When the governor, a Republican, and leaders from the House and Senate announced a framework Wednesday for spending in the fiscal year beginning July 1, they declined to discuss more than their agreement on a bottom line. But by midday Thursday, a House panel had approved legislation to undo a 30 percent funding cut the governor had proposed for the University of Pittsburgh, Penn State University and Temple University. Legislative aides said the maneuver reflected agreement between budget negotiators.
"They are being flat-funded," said Steve Miskin, a spokesman for House Republicans. "Everybody is in agreement on that."
The governor's office declined to address the particulars of higher education funding, but spokesman Eric Shirk said better-than-expected state revenue collections in recent months would permit a higher level of spending.
The framework announced Wednesday matches the spending level approved by the Senate in May, surpassing the governor's February proposal by more than $500 million. Mr. Corbett's plan for a $27.14 billion budget would have had the state spend slightly less than the $27.16 billion available this year.
"We're happy that revenues have come in above projection and will allow us to add funding above what was originally proposed," Mr. Shirk said. "The governor is working hard to restore funding to key areas of the budget."
The greatest point of consensus Thursday in the Capitol was the tentative nature of the agreement, as legislative leaders and aides stressed that any deal requires legislative approval.

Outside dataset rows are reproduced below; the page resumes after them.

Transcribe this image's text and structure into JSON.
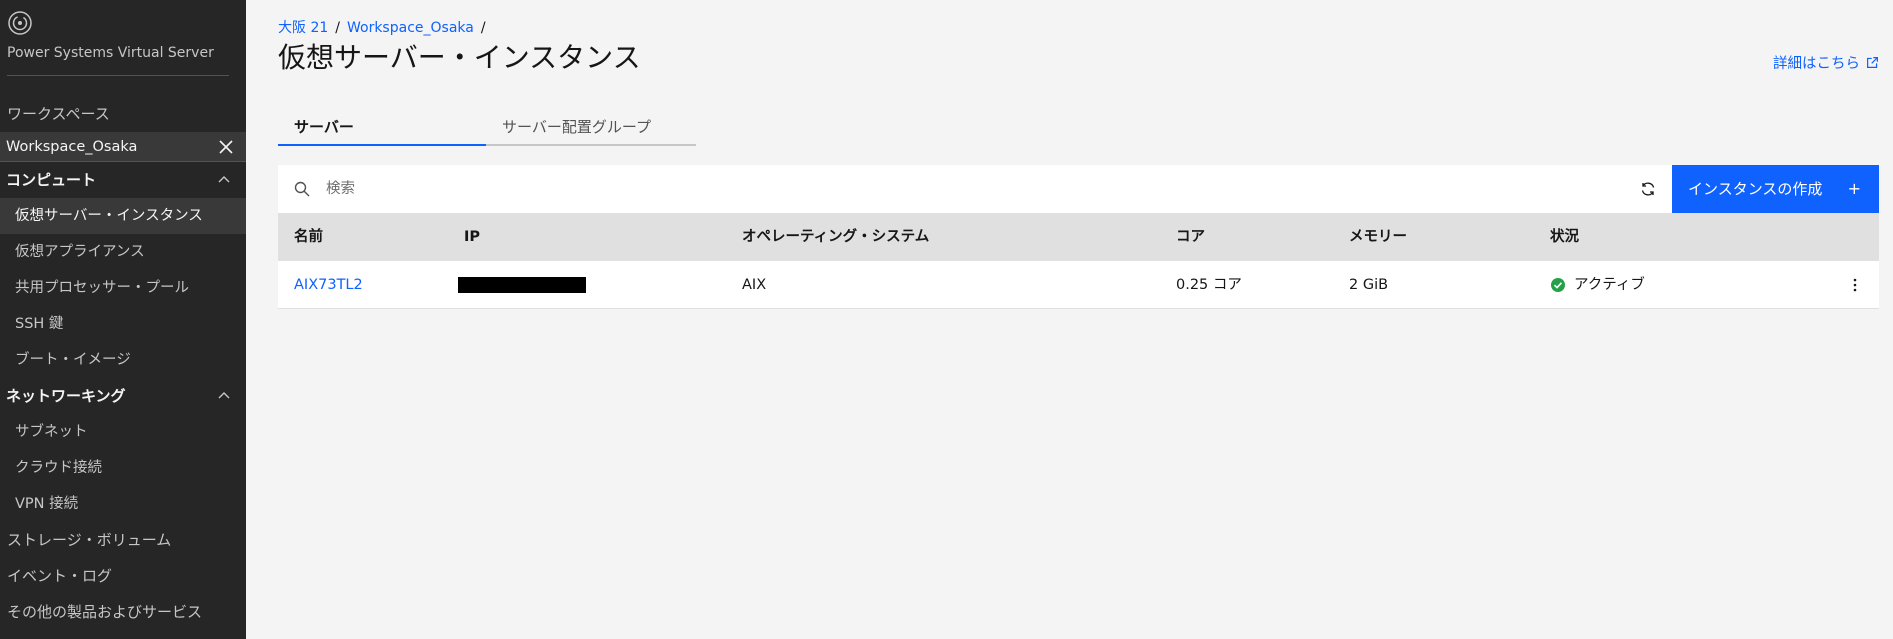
{
  "sidebar": {
    "product_name": "Power Systems Virtual Server",
    "workspaces_label": "ワークスペース",
    "current_workspace": "Workspace_Osaka",
    "compute_label": "コンピュート",
    "compute_items": [
      "仮想サーバー・インスタンス",
      "仮想アプライアンス",
      "共用プロセッサー・プール",
      "SSH 鍵",
      "ブート・イメージ"
    ],
    "networking_label": "ネットワーキング",
    "networking_items": [
      "サブネット",
      "クラウド接続",
      "VPN 接続"
    ],
    "storage_label": "ストレージ・ボリューム",
    "events_label": "イベント・ログ",
    "other_label": "その他の製品およびサービス"
  },
  "breadcrumb": {
    "region": "大阪 21",
    "workspace": "Workspace_Osaka",
    "sep": "/"
  },
  "page": {
    "title": "仮想サーバー・インスタンス",
    "learn_more": "詳細はこちら"
  },
  "tabs": {
    "servers": "サーバー",
    "placement_groups": "サーバー配置グループ"
  },
  "toolbar": {
    "search_placeholder": "検索",
    "create_button": "インスタンスの作成",
    "create_plus": "+"
  },
  "table": {
    "columns": {
      "name": "名前",
      "ip": "IP",
      "os": "オペレーティング・システム",
      "cores": "コア",
      "memory": "メモリー",
      "status": "状況"
    },
    "rows": [
      {
        "name": "AIX73TL2",
        "ip": "",
        "os": "AIX",
        "cores": "0.25 コア",
        "memory": "2 GiB",
        "status": "アクティブ"
      }
    ]
  },
  "colors": {
    "accent": "#0f62fe",
    "sidebar_bg": "#262626",
    "status_ok": "#24a148"
  }
}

House Republicans received their first briefing in the afternoon, and Senate Republicans planned to describe the plan in caucus on Monday.
Sen. Pat Browne of Lehigh, the Republican whip, said the agreement remains fluid, but he pointed to the House vote on the state-supported universities as a sign that restoration could be on the way.
"I think it makes it a lot more likely," he said. "There has been absolutely an interest in restoring funding for higher education, but that has to be finalized with our caucus members."
The universities welcomed the news, though representatives pointed to the legislative steps remaining before an accord among leaders can be signed into law.
"We at Pitt await the passage of the final legislation and hope for restoration of our appropriation," said Robert Hill, vice chancellor for public affairs at Pitt.
The system of 14 state-owned universities would sustain a 20 percent funding cut under the budget proposed by Mr. Corbett, but Mike Stoll, a spokesman for House Appropriations Committee Chairman Bill Adolph, R-Delaware, said negotiators agreed to pursue level funding for those institutions as well as the state-supported universities.
Both the governor and Senate had proposed level funding for Lincoln University, the fourth state-supported institution.
The budget framework outlined to rank-and-file lawmakers expands a program of tax credits for businesses that donate to scholarships for non-public primary and secondary schools while targeting additional funding to students in the worst-performing schools.
Rep. Mike Vereb, R-Montgomery, said negotiators told him the tentative agreement includes $25 million to expand the current Educational Improvement Tax Credit program, which is currently funded at $75 million. An additional $50 million would be available to students who attend a school among the state's lowest-achieving 15 percent.
A proposal for such an expansion was introduced earlier this month by Rep. Jim Christiana, R-Beaver, and would require approval from both the House and Senate.
Senate Minority Leader Jay Costa, D-Forest Hills, said Senate Democrats were involved in developing the spending number in the Senate proposal, which matches the level announced Wednesday, as well as working to target which programs received funding.
He said he had been told by Republican leaders of the parameters of the budget deal.
In the House, however, Democrats said Thursday night that they had yet to hear from their Republican counterparts about the agreement. Earlier in the day, Rep. Joe Markosek of Monroeville, the ranking Democrat on the Appropriations Committee, said he had learned of the budget framework through news reports.
First Published June 22, 2012 12:00 am